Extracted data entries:

^^^^^^^^

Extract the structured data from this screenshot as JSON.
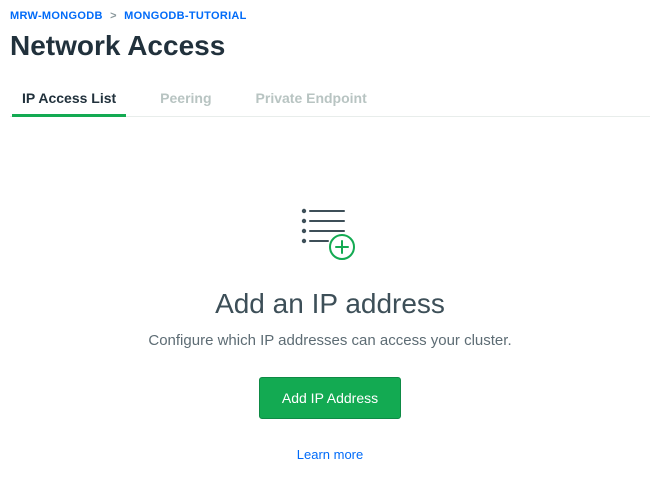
{
  "breadcrumb": {
    "project": "MRW-MONGODB",
    "item": "MONGODB-TUTORIAL"
  },
  "page_title": "Network Access",
  "tabs": {
    "access_list": "IP Access List",
    "peering": "Peering",
    "private_endpoint": "Private Endpoint"
  },
  "empty": {
    "title": "Add an IP address",
    "subtitle": "Configure which IP addresses can access your cluster.",
    "button": "Add IP Address",
    "learn_more": "Learn more"
  }
}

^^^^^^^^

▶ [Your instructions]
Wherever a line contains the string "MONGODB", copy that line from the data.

▶ [Final answer]
    "project": "MRW-MONGODB",
    "item": "MONGODB-TUTORIAL"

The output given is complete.